The diffuse nature of cardiac allograft vasculopathy makes early detection of the disease by traditional noninvasive methods or coronary angiography difficult. The aim of this study was to determine if there is a relation between abnormalities in vessel wall morphology, as assessed by intracoronary ultrasound, and a decreased vasodilatory response to the endothelium-dependent vasodilator papaverine hydrochloride and if cardiac allograft vasculopathy detected by coronary angiography is associated with specific intracoronary ultrasound findings.Methods and Results
Twenty-three heart transplant recipients underwent 25 intracoronary ultrasound studies and 24 studies of coronary vasomotor tone 10 days to 8.3 years after surgery using a 20-mHz intracoronary ultrasound catheter.
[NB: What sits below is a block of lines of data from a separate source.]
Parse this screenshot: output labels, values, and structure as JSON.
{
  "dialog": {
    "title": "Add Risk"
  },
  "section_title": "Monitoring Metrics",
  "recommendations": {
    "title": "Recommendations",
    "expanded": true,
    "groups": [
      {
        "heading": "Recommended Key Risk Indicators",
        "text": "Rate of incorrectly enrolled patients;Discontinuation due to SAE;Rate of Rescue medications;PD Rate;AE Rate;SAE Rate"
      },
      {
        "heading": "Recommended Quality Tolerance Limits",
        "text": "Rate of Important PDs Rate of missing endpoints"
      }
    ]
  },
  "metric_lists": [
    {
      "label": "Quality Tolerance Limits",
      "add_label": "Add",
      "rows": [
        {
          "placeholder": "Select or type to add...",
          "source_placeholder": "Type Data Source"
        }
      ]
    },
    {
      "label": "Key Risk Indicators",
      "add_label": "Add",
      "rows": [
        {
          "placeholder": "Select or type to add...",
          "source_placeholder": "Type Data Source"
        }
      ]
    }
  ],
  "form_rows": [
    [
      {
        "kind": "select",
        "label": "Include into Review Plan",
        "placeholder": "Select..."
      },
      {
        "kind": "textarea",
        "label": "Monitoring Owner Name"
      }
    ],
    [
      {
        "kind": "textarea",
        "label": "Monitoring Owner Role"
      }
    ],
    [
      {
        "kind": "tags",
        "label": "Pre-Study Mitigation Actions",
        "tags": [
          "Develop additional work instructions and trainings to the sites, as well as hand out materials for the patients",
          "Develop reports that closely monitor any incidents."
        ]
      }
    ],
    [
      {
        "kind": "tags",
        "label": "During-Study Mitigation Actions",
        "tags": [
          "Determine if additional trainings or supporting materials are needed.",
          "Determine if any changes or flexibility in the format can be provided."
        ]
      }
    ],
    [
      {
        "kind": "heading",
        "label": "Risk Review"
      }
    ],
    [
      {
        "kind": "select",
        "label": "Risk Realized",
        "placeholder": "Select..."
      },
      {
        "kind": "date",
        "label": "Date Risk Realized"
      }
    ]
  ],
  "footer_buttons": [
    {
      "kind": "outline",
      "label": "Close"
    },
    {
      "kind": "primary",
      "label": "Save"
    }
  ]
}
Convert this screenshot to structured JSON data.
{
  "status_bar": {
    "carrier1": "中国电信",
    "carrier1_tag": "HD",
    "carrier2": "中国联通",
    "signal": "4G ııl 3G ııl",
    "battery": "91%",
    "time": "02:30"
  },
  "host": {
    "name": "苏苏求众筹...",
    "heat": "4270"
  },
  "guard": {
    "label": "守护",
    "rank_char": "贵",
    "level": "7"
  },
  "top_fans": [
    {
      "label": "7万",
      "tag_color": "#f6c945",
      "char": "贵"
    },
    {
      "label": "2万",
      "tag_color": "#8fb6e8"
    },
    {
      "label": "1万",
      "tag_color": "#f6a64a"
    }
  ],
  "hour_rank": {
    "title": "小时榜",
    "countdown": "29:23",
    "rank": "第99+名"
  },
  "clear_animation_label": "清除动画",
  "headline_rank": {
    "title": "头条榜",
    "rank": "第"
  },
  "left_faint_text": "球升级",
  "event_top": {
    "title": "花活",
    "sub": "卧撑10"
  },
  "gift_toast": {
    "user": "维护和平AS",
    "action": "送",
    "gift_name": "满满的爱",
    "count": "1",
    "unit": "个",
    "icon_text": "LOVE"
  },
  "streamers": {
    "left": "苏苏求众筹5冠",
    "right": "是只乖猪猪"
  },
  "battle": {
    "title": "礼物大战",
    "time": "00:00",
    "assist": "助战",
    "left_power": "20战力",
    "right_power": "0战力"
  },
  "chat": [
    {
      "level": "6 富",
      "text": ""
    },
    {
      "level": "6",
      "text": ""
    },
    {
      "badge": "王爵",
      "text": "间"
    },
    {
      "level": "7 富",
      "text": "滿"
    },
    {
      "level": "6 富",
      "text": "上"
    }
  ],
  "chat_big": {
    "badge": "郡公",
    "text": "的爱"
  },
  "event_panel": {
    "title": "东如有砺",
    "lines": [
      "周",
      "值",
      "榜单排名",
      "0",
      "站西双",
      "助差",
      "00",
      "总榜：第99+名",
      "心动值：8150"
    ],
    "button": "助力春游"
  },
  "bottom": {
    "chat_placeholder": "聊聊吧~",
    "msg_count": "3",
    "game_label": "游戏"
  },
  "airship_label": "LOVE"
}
The studies were divided in two groups according to the presence (n=7, group 1) or absence (n= 18, group 2) of angiographically evident cardiac allograft vasculopathy. Qualitative assessment of vessel wall morphology and quantitative analysis of the vasodilator response to the injection of papaverine hydrochloride into the coronary artery distal to the imaging site were performed off-line, and results for the two study groups were compared. A significantly higher percentage of patients with than without angiographic evidence of cardiac allograft vasculopathy had a three-interface vessel wall morphology by intracoronary ultrasound (100% versus 11%, P < .001). In two recipients who underwent two serial studies, the appearance of three interfaces in the vessel wall or a progressive thickening of the inner interface of the vessel wall occurred in conjunction with the appearance of angiographic cardiac allograft vasculopathy. The vasodilator response to papaverine was less in patients with than in those without angiographically evident cardiac allograft vasculopathy both in terms of absolute and relative increases in lumen diameter (+0.1±0.12 mm versus +0.3±0.17 mm, P < .05, and +5.1±5.3% versus +8.2±5.3%, P = NS) and lumen crosssectional area (+0.5±0.6 mm2 versus +1.7±1.1 mm2, P < .02, and +7.1±8.8% versus 16.6±11.0%, P = .055), respectively.Conclusions
Intracoronary ultrasound assessment of vessel wall morphology and evaluation of vascular response to endothelium- dependent vasodilators are useful techniques for detecting cardiac allograft vasculopathy.